### DATA TO USE ###

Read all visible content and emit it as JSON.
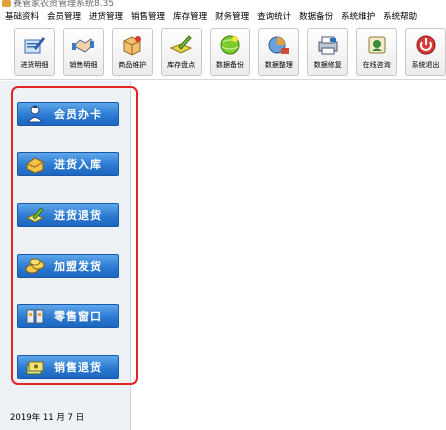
{
  "window": {
    "title": "赛管家农资管理系统8.35"
  },
  "menu": {
    "items": [
      "基础资料",
      "会员管理",
      "进货管理",
      "销售管理",
      "库存管理",
      "财务管理",
      "查询统计",
      "数据备份",
      "系统维护",
      "系统帮助"
    ]
  },
  "toolbar": {
    "items": [
      {
        "label": "进货明细",
        "icon": "ledger-pencil-icon"
      },
      {
        "label": "销售明细",
        "icon": "handshake-icon"
      },
      {
        "label": "商品维护",
        "icon": "product-box-icon"
      },
      {
        "label": "库存盘点",
        "icon": "inventory-pencil-icon"
      },
      {
        "label": "数据备份",
        "icon": "green-globe-icon"
      },
      {
        "label": "数据整理",
        "icon": "data-sort-icon"
      },
      {
        "label": "数据修复",
        "icon": "printer-repair-icon"
      },
      {
        "label": "在线咨询",
        "icon": "online-chat-icon"
      },
      {
        "label": "系统退出",
        "icon": "power-exit-icon"
      }
    ]
  },
  "sidebar": {
    "items": [
      {
        "label": "会员办卡",
        "icon": "member-card-icon"
      },
      {
        "label": "进货入库",
        "icon": "stock-in-icon"
      },
      {
        "label": "进货退货",
        "icon": "stock-return-icon"
      },
      {
        "label": "加盟发货",
        "icon": "coins-icon"
      },
      {
        "label": "零售窗口",
        "icon": "retail-window-icon"
      },
      {
        "label": "销售退货",
        "icon": "sales-return-icon"
      }
    ]
  },
  "status": {
    "date": "2019年  11 月 7  日"
  },
  "colors": {
    "sidebar_button": "#2b7ad2",
    "highlight": "#e32424"
  }
}
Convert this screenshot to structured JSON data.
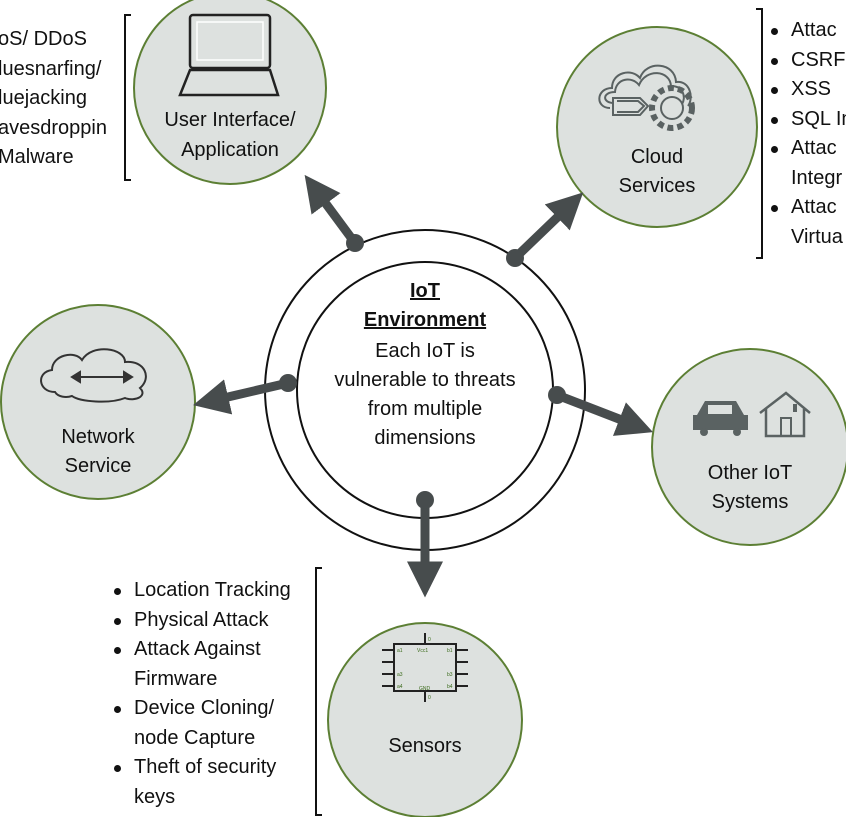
{
  "colors": {
    "node_fill": "#dde1df",
    "node_border": "#5c7f34",
    "arrow": "#474c4d"
  },
  "center": {
    "title_line1": "IoT",
    "title_line2": "Environment",
    "body": [
      "Each IoT is",
      "vulnerable to threats",
      "from multiple",
      "dimensions"
    ]
  },
  "nodes": {
    "ui": {
      "label": [
        "User Interface/",
        "Application"
      ],
      "icon": "laptop-icon",
      "threats": [
        "oS/ DDoS",
        "luesnarfing/",
        "luejacking",
        "avesdroppin",
        "Malware"
      ]
    },
    "cloud": {
      "label": [
        "Cloud",
        "Services"
      ],
      "icon": "cloud-gear-icon",
      "threats": [
        "Attac",
        "CSRF",
        "XSS",
        "SQL In",
        "Attac",
        "Integr",
        "Attac",
        "Virtua"
      ]
    },
    "network": {
      "label": [
        "Network",
        "Service"
      ],
      "icon": "cloud-arrows-icon"
    },
    "other": {
      "label": [
        "Other IoT",
        "Systems"
      ],
      "icon": "car-house-icon"
    },
    "sensors": {
      "label": [
        "Sensors"
      ],
      "icon": "chip-icon",
      "chip_labels": {
        "vcc": "Vcc1",
        "gnd": "GND",
        "top": "0",
        "bottom": "0"
      },
      "threats": [
        "Location Tracking",
        "Physical Attack",
        "Attack Against",
        "Firmware",
        "Device Cloning/",
        "node Capture",
        "Theft of security",
        "keys"
      ]
    }
  }
}
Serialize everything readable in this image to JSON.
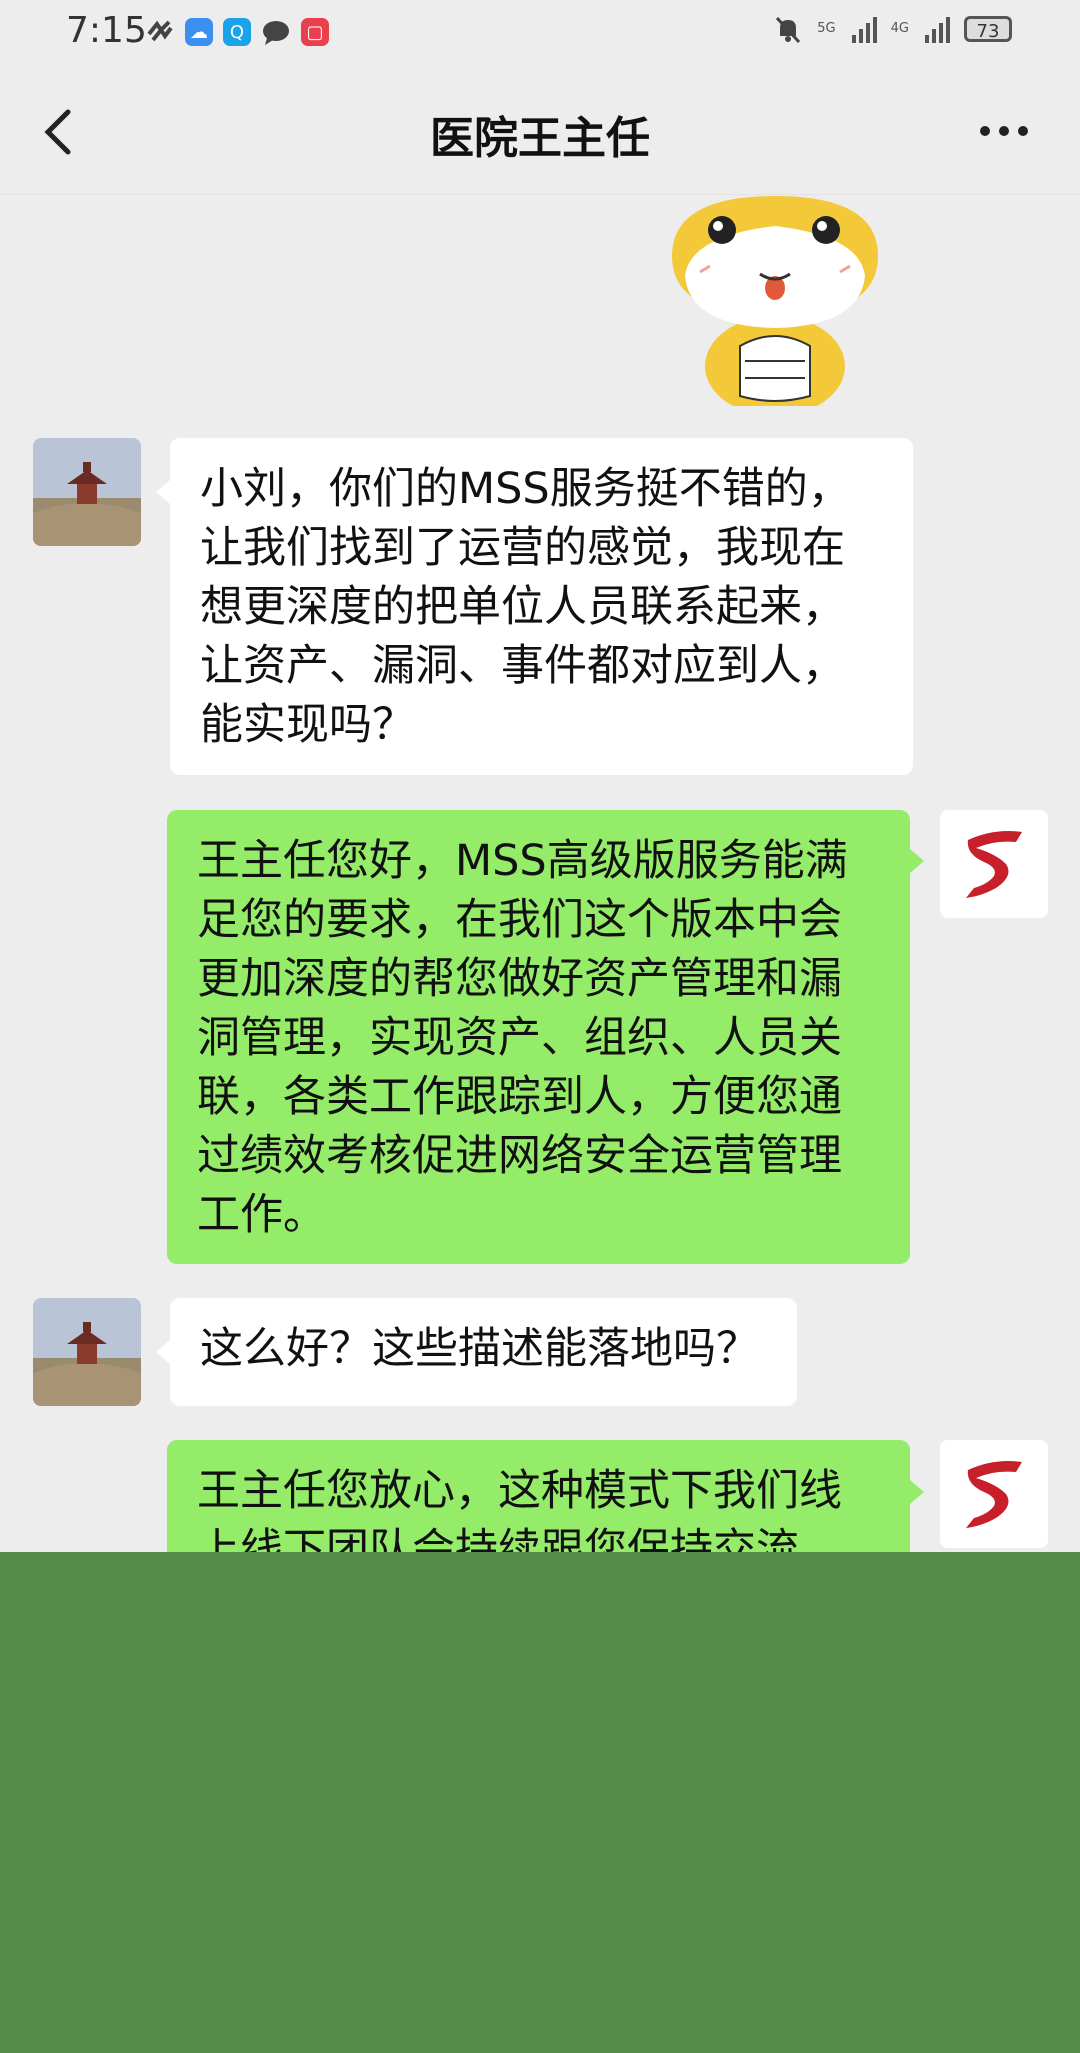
{
  "status": {
    "time": "7:15",
    "battery": "73",
    "net1": "5G",
    "net2": "4G"
  },
  "header": {
    "title": "医院王主任"
  },
  "messages": [
    {
      "side": "left",
      "text": "小刘，你们的MSS服务挺不错的，让我们找到了运营的感觉，我现在想更深度的把单位人员联系起来，让资产、漏洞、事件都对应到人，能实现吗？"
    },
    {
      "side": "right",
      "text": "王主任您好，MSS高级版服务能满足您的要求，在我们这个版本中会更加深度的帮您做好资产管理和漏洞管理，实现资产、组织、人员关联，各类工作跟踪到人，方便您通过绩效考核促进网络安全运营管理工作。"
    },
    {
      "side": "left",
      "text": "这么好？这些描述能落地吗？"
    },
    {
      "side": "right",
      "text": "王主任您放心，这种模式下我们线上线下团队会持续跟您保持交流"
    }
  ],
  "colors": {
    "bubble_right": "#95ec69",
    "bubble_left": "#ffffff",
    "overlay": "#528c46",
    "background": "#ededed"
  }
}
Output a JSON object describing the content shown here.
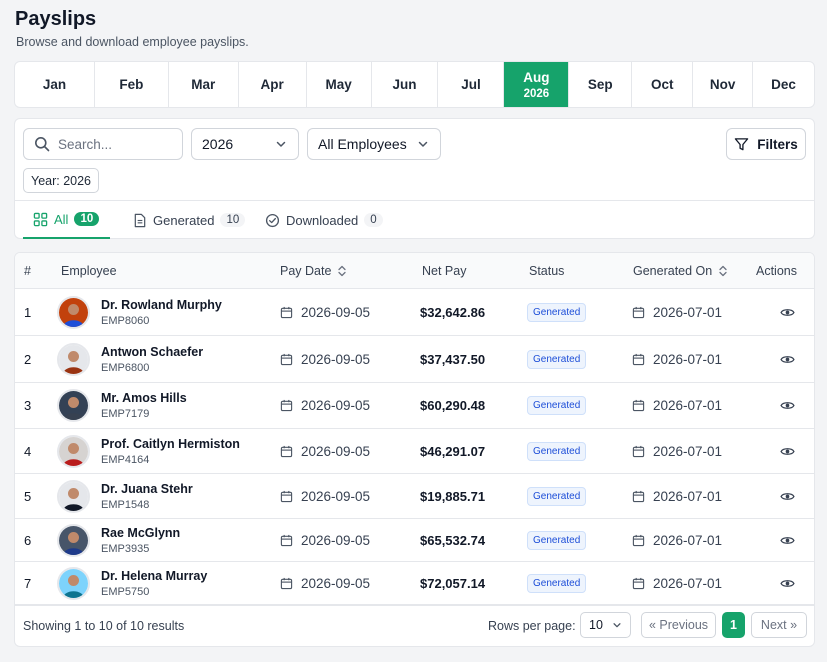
{
  "page": {
    "title": "Payslips",
    "subtitle": "Browse and download employee payslips."
  },
  "months": [
    {
      "label": "Jan",
      "active": false
    },
    {
      "label": "Feb",
      "active": false
    },
    {
      "label": "Mar",
      "active": false
    },
    {
      "label": "Apr",
      "active": false
    },
    {
      "label": "May",
      "active": false
    },
    {
      "label": "Jun",
      "active": false
    },
    {
      "label": "Jul",
      "active": false
    },
    {
      "label": "Aug",
      "active": true,
      "year": "2026"
    },
    {
      "label": "Sep",
      "active": false
    },
    {
      "label": "Oct",
      "active": false
    },
    {
      "label": "Nov",
      "active": false
    },
    {
      "label": "Dec",
      "active": false
    }
  ],
  "filters": {
    "search_placeholder": "Search...",
    "year_value": "2026",
    "employee_value": "All Employees",
    "filters_label": "Filters",
    "active_chip": "Year: 2026"
  },
  "tabs": [
    {
      "label": "All",
      "count": "10",
      "icon": "grid-icon",
      "active": true
    },
    {
      "label": "Generated",
      "count": "10",
      "icon": "document-icon",
      "active": false
    },
    {
      "label": "Downloaded",
      "count": "0",
      "icon": "check-circle-icon",
      "active": false
    }
  ],
  "table": {
    "headers": {
      "num": "#",
      "employee": "Employee",
      "pay_date": "Pay Date",
      "net_pay": "Net Pay",
      "status": "Status",
      "generated_on": "Generated On",
      "actions": "Actions"
    },
    "rows": [
      {
        "num": "1",
        "name": "Dr. Rowland Murphy",
        "id": "EMP8060",
        "pay_date": "2026-09-05",
        "net_pay": "$32,642.86",
        "status": "Generated",
        "generated_on": "2026-07-01"
      },
      {
        "num": "2",
        "name": "Antwon Schaefer",
        "id": "EMP6800",
        "pay_date": "2026-09-05",
        "net_pay": "$37,437.50",
        "status": "Generated",
        "generated_on": "2026-07-01"
      },
      {
        "num": "3",
        "name": "Mr. Amos Hills",
        "id": "EMP7179",
        "pay_date": "2026-09-05",
        "net_pay": "$60,290.48",
        "status": "Generated",
        "generated_on": "2026-07-01"
      },
      {
        "num": "4",
        "name": "Prof. Caitlyn Hermiston",
        "id": "EMP4164",
        "pay_date": "2026-09-05",
        "net_pay": "$46,291.07",
        "status": "Generated",
        "generated_on": "2026-07-01"
      },
      {
        "num": "5",
        "name": "Dr. Juana Stehr",
        "id": "EMP1548",
        "pay_date": "2026-09-05",
        "net_pay": "$19,885.71",
        "status": "Generated",
        "generated_on": "2026-07-01"
      },
      {
        "num": "6",
        "name": "Rae McGlynn",
        "id": "EMP3935",
        "pay_date": "2026-09-05",
        "net_pay": "$65,532.74",
        "status": "Generated",
        "generated_on": "2026-07-01"
      },
      {
        "num": "7",
        "name": "Dr. Helena Murray",
        "id": "EMP5750",
        "pay_date": "2026-09-05",
        "net_pay": "$72,057.14",
        "status": "Generated",
        "generated_on": "2026-07-01"
      }
    ]
  },
  "footer": {
    "showing": "Showing 1 to 10 of 10 results",
    "rows_per_page_label": "Rows per page:",
    "rows_per_page_value": "10",
    "previous": "« Previous",
    "current_page": "1",
    "next": "Next »"
  },
  "colors": {
    "accent": "#16a36b",
    "badge_text": "#1d4ed8",
    "badge_bg": "#eef4fd"
  }
}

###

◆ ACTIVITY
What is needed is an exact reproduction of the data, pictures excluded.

◆ WRITTEN ANSWER
Read all visible content and emit it as JSON.
{
  "window": {
    "title": "赛管家农资管理系统8.35"
  },
  "menu": {
    "items": [
      "基础资料",
      "会员管理",
      "进货管理",
      "销售管理",
      "库存管理",
      "财务管理",
      "查询统计",
      "数据备份",
      "系统维护",
      "系统帮助"
    ]
  },
  "toolbar": {
    "items": [
      {
        "label": "进货明细",
        "icon": "ledger-pencil-icon"
      },
      {
        "label": "销售明细",
        "icon": "handshake-icon"
      },
      {
        "label": "商品维护",
        "icon": "product-box-icon"
      },
      {
        "label": "库存盘点",
        "icon": "inventory-pencil-icon"
      },
      {
        "label": "数据备份",
        "icon": "green-globe-icon"
      },
      {
        "label": "数据整理",
        "icon": "data-sort-icon"
      },
      {
        "label": "数据修复",
        "icon": "printer-repair-icon"
      },
      {
        "label": "在线咨询",
        "icon": "online-chat-icon"
      },
      {
        "label": "系统退出",
        "icon": "power-exit-icon"
      }
    ]
  },
  "sidebar": {
    "items": [
      {
        "label": "会员办卡",
        "icon": "member-card-icon"
      },
      {
        "label": "进货入库",
        "icon": "stock-in-icon"
      },
      {
        "label": "进货退货",
        "icon": "stock-return-icon"
      },
      {
        "label": "加盟发货",
        "icon": "coins-icon"
      },
      {
        "label": "零售窗口",
        "icon": "retail-window-icon"
      },
      {
        "label": "销售退货",
        "icon": "sales-return-icon"
      }
    ]
  },
  "status": {
    "date": "2019年  11 月 7  日"
  },
  "colors": {
    "sidebar_button": "#2b7ad2",
    "highlight": "#e32424"
  }
}
Convert this screenshot to structured JSON data.
{
  "colors": {
    "node_fill": "#dde1df",
    "node_border": "#5c7f34",
    "arrow": "#474c4d"
  },
  "center": {
    "title_line1": "IoT",
    "title_line2": "Environment",
    "body": [
      "Each IoT is",
      "vulnerable to threats",
      "from multiple",
      "dimensions"
    ]
  },
  "nodes": {
    "ui": {
      "label": [
        "User Interface/",
        "Application"
      ],
      "icon": "laptop-icon",
      "threats": [
        "oS/ DDoS",
        "luesnarfing/",
        "luejacking",
        "avesdroppin",
        "Malware"
      ]
    },
    "cloud": {
      "label": [
        "Cloud",
        "Services"
      ],
      "icon": "cloud-gear-icon",
      "threats": [
        "Attac",
        "CSRF",
        "XSS",
        "SQL In",
        "Attac",
        "Integr",
        "Attac",
        "Virtua"
      ]
    },
    "network": {
      "label": [
        "Network",
        "Service"
      ],
      "icon": "cloud-arrows-icon"
    },
    "other": {
      "label": [
        "Other IoT",
        "Systems"
      ],
      "icon": "car-house-icon"
    },
    "sensors": {
      "label": [
        "Sensors"
      ],
      "icon": "chip-icon",
      "chip_labels": {
        "vcc": "Vcc1",
        "gnd": "GND",
        "top": "0",
        "bottom": "0"
      },
      "threats": [
        "Location Tracking",
        "Physical Attack",
        "Attack Against",
        "Firmware",
        "Device Cloning/",
        "node Capture",
        "Theft of security",
        "keys"
      ]
    }
  }
}
Serialize everything readable in this image to JSON.
{
  "status": {
    "time": "7:15",
    "battery": "73",
    "net1": "5G",
    "net2": "4G"
  },
  "header": {
    "title": "医院王主任"
  },
  "messages": [
    {
      "side": "left",
      "text": "小刘，你们的MSS服务挺不错的，让我们找到了运营的感觉，我现在想更深度的把单位人员联系起来，让资产、漏洞、事件都对应到人，能实现吗？"
    },
    {
      "side": "right",
      "text": "王主任您好，MSS高级版服务能满足您的要求，在我们这个版本中会更加深度的帮您做好资产管理和漏洞管理，实现资产、组织、人员关联，各类工作跟踪到人，方便您通过绩效考核促进网络安全运营管理工作。"
    },
    {
      "side": "left",
      "text": "这么好？这些描述能落地吗？"
    },
    {
      "side": "right",
      "text": "王主任您放心，这种模式下我们线上线下团队会持续跟您保持交流"
    }
  ],
  "colors": {
    "bubble_right": "#95ec69",
    "bubble_left": "#ffffff",
    "overlay": "#528c46",
    "background": "#ededed"
  }
}
Output a JSON object describing the content shown here.
{
  "page": {
    "title": "Payslips",
    "subtitle": "Browse and download employee payslips."
  },
  "months": [
    {
      "label": "Jan",
      "active": false
    },
    {
      "label": "Feb",
      "active": false
    },
    {
      "label": "Mar",
      "active": false
    },
    {
      "label": "Apr",
      "active": false
    },
    {
      "label": "May",
      "active": false
    },
    {
      "label": "Jun",
      "active": false
    },
    {
      "label": "Jul",
      "active": false
    },
    {
      "label": "Aug",
      "active": true,
      "year": "2026"
    },
    {
      "label": "Sep",
      "active": false
    },
    {
      "label": "Oct",
      "active": false
    },
    {
      "label": "Nov",
      "active": false
    },
    {
      "label": "Dec",
      "active": false
    }
  ],
  "filters": {
    "search_placeholder": "Search...",
    "year_value": "2026",
    "employee_value": "All Employees",
    "filters_label": "Filters",
    "active_chip": "Year: 2026"
  },
  "tabs": [
    {
      "label": "All",
      "count": "10",
      "icon": "grid-icon",
      "active": true
    },
    {
      "label": "Generated",
      "count": "10",
      "icon": "document-icon",
      "active": false
    },
    {
      "label": "Downloaded",
      "count": "0",
      "icon": "check-circle-icon",
      "active": false
    }
  ],
  "table": {
    "headers": {
      "num": "#",
      "employee": "Employee",
      "pay_date": "Pay Date",
      "net_pay": "Net Pay",
      "status": "Status",
      "generated_on": "Generated On",
      "actions": "Actions"
    },
    "rows": [
      {
        "num": "1",
        "name": "Dr. Rowland Murphy",
        "id": "EMP8060",
        "pay_date": "2026-09-05",
        "net_pay": "$32,642.86",
        "status": "Generated",
        "generated_on": "2026-07-01"
      },
      {
        "num": "2",
        "name": "Antwon Schaefer",
        "id": "EMP6800",
        "pay_date": "2026-09-05",
        "net_pay": "$37,437.50",
        "status": "Generated",
        "generated_on": "2026-07-01"
      },
      {
        "num": "3",
        "name": "Mr. Amos Hills",
        "id": "EMP7179",
        "pay_date": "2026-09-05",
        "net_pay": "$60,290.48",
        "status": "Generated",
        "generated_on": "2026-07-01"
      },
      {
        "num": "4",
        "name": "Prof. Caitlyn Hermiston",
        "id": "EMP4164",
        "pay_date": "2026-09-05",
        "net_pay": "$46,291.07",
        "status": "Generated",
        "generated_on": "2026-07-01"
      },
      {
        "num": "5",
        "name": "Dr. Juana Stehr",
        "id": "EMP1548",
        "pay_date": "2026-09-05",
        "net_pay": "$19,885.71",
        "status": "Generated",
        "generated_on": "2026-07-01"
      },
      {
        "num": "6",
        "name": "Rae McGlynn",
        "id": "EMP3935",
        "pay_date": "2026-09-05",
        "net_pay": "$65,532.74",
        "status": "Generated",
        "generated_on": "2026-07-01"
      },
      {
        "num": "7",
        "name": "Dr. Helena Murray",
        "id": "EMP5750",
        "pay_date": "2026-09-05",
        "net_pay": "$72,057.14",
        "status": "Generated",
        "generated_on": "2026-07-01"
      }
    ]
  },
  "footer": {
    "showing": "Showing 1 to 10 of 10 results",
    "rows_per_page_label": "Rows per page:",
    "rows_per_page_value": "10",
    "previous": "« Previous",
    "current_page": "1",
    "next": "Next »"
  },
  "colors": {
    "accent": "#16a36b",
    "badge_text": "#1d4ed8",
    "badge_bg": "#eef4fd"
  }
}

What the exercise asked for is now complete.